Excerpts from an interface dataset
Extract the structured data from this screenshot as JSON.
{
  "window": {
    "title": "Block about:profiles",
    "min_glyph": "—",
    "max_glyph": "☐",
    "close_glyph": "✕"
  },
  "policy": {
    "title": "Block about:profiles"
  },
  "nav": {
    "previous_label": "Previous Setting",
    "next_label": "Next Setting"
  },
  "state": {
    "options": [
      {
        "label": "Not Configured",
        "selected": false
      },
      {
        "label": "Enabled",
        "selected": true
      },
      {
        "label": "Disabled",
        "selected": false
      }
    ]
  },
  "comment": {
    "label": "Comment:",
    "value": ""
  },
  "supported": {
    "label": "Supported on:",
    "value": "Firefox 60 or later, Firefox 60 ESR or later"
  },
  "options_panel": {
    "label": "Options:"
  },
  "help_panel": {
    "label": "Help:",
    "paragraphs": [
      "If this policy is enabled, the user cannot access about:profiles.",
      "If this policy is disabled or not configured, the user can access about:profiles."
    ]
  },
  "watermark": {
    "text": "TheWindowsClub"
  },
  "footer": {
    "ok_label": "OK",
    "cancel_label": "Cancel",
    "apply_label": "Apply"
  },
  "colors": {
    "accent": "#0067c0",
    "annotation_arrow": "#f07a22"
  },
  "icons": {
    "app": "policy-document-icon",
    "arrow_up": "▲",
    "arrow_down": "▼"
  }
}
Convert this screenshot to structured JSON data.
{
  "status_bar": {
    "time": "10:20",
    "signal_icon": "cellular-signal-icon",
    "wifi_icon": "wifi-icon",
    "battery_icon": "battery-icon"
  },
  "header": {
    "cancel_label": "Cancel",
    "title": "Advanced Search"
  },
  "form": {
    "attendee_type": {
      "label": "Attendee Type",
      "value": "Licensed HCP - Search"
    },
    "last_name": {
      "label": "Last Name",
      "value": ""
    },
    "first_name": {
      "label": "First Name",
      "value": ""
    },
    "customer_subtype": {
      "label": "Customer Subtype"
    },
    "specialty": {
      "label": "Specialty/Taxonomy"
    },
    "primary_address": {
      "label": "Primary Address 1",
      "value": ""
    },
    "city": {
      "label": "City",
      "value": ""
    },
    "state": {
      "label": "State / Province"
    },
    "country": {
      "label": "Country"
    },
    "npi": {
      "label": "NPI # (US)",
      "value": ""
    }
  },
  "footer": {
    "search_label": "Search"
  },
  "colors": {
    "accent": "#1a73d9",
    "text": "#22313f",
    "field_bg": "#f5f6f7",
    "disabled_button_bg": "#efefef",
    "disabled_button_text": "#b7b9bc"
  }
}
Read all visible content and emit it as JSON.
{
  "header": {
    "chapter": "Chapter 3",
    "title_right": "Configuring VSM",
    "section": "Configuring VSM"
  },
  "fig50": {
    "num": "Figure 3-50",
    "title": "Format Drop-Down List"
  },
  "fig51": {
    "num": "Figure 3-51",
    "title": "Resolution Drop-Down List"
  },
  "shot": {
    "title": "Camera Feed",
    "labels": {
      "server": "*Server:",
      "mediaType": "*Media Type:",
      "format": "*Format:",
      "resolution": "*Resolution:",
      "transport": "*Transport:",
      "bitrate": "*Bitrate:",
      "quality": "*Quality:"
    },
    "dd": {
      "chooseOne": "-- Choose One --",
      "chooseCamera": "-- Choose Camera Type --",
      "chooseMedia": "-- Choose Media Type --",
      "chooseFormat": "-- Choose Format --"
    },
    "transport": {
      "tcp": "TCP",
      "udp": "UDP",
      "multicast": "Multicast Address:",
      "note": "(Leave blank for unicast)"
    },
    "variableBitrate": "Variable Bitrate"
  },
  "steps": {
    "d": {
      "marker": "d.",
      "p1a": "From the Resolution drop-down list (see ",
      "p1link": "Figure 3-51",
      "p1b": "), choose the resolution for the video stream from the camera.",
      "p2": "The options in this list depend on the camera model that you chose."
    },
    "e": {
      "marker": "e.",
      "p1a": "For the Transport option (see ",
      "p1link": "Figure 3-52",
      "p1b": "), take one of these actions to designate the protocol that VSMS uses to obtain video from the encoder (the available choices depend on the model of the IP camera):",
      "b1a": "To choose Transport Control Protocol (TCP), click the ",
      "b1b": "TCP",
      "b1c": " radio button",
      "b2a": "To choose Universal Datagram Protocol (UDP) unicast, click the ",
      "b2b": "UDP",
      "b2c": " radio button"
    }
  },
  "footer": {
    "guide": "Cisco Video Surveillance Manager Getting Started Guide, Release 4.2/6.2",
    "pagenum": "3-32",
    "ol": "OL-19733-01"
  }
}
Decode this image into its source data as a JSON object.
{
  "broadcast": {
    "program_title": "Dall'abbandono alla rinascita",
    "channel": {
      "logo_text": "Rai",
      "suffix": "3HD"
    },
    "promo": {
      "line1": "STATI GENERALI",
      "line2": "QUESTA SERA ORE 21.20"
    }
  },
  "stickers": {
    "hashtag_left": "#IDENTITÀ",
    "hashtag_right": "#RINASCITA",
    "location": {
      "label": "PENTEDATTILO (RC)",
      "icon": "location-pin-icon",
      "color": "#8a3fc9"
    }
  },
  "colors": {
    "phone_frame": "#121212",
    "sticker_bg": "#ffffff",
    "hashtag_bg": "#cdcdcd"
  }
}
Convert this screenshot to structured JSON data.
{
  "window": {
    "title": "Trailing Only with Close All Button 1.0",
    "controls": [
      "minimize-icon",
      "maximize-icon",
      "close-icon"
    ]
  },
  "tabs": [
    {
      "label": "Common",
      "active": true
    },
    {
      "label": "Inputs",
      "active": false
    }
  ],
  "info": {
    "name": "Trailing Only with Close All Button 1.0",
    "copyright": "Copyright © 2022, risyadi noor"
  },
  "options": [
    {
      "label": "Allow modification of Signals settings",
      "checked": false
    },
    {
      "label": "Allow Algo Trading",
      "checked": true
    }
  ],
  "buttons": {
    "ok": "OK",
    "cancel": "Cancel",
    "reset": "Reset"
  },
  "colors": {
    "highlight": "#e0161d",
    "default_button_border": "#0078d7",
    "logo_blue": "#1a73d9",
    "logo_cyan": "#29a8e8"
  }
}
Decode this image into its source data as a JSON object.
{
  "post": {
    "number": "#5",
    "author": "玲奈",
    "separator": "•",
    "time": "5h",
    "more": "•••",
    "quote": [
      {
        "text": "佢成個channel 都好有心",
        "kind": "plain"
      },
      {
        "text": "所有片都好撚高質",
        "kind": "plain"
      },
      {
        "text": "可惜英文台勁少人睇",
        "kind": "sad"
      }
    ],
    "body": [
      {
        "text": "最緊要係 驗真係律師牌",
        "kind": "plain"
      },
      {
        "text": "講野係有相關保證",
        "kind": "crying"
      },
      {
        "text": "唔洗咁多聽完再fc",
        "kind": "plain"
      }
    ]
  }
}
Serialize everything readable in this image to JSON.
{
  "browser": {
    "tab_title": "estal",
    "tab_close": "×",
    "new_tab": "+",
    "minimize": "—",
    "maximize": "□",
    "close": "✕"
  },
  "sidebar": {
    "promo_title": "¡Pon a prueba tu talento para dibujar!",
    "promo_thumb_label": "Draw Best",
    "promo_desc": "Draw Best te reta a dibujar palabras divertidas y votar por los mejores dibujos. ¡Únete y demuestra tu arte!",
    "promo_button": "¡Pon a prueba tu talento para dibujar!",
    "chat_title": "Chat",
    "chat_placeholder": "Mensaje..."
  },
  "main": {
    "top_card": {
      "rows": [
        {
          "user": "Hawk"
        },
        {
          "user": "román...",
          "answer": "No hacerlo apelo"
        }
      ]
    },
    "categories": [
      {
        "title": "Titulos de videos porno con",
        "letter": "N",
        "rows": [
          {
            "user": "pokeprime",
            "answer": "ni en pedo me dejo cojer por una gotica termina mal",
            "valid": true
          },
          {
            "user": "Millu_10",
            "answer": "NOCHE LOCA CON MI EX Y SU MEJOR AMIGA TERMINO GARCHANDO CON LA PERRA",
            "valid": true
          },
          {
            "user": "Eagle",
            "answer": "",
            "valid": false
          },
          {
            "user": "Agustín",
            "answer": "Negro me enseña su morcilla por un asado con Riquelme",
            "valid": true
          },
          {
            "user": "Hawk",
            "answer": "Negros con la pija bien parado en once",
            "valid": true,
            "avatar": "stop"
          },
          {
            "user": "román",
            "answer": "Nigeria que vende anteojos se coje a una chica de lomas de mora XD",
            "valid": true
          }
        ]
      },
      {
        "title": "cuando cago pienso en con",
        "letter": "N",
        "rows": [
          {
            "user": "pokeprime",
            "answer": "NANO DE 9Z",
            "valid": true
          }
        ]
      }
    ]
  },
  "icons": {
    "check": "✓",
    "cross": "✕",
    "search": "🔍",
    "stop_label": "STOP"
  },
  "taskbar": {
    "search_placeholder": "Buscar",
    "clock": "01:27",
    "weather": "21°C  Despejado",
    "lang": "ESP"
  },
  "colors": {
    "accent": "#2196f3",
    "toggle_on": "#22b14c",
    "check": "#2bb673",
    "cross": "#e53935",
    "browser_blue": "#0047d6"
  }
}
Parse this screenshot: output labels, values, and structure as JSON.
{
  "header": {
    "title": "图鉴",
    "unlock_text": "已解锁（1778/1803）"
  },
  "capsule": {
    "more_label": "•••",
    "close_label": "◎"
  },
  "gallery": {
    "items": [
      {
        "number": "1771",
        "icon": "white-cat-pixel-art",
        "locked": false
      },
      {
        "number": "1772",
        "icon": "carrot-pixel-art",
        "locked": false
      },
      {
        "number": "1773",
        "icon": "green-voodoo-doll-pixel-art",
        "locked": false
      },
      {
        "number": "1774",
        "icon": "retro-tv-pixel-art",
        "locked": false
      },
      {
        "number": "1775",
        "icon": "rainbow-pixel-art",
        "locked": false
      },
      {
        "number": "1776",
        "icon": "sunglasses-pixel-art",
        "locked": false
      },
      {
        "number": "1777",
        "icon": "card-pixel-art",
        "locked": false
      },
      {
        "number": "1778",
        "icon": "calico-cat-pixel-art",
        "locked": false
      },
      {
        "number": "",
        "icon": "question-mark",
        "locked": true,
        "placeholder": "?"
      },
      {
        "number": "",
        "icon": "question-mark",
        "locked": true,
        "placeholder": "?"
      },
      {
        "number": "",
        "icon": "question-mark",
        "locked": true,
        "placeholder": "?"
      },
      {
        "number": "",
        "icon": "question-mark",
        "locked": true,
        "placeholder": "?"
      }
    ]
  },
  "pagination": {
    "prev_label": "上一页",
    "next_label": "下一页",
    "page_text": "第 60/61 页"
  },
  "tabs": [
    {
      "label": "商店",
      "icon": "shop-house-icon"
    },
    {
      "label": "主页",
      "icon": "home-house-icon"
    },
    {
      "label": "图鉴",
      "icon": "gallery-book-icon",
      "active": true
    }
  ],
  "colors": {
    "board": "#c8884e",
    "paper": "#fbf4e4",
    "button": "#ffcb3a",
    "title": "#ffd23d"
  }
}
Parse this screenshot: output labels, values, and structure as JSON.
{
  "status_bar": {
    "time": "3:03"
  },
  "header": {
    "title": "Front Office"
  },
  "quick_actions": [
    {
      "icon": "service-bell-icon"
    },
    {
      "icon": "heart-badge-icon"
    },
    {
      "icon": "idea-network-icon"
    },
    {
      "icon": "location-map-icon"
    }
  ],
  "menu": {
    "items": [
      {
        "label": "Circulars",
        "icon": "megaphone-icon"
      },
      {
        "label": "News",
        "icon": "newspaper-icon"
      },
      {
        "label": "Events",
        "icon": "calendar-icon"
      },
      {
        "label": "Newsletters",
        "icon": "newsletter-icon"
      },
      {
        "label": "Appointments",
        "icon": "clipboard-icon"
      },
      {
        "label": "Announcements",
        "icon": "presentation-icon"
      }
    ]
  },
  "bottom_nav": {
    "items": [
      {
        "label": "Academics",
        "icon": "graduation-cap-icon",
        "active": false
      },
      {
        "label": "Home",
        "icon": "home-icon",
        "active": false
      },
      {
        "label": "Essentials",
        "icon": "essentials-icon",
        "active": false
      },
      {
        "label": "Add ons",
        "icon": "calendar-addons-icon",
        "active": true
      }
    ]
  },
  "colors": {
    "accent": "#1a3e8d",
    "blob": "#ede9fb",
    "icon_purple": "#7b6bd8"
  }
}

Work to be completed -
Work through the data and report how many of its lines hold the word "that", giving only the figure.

Output for this exercise -
2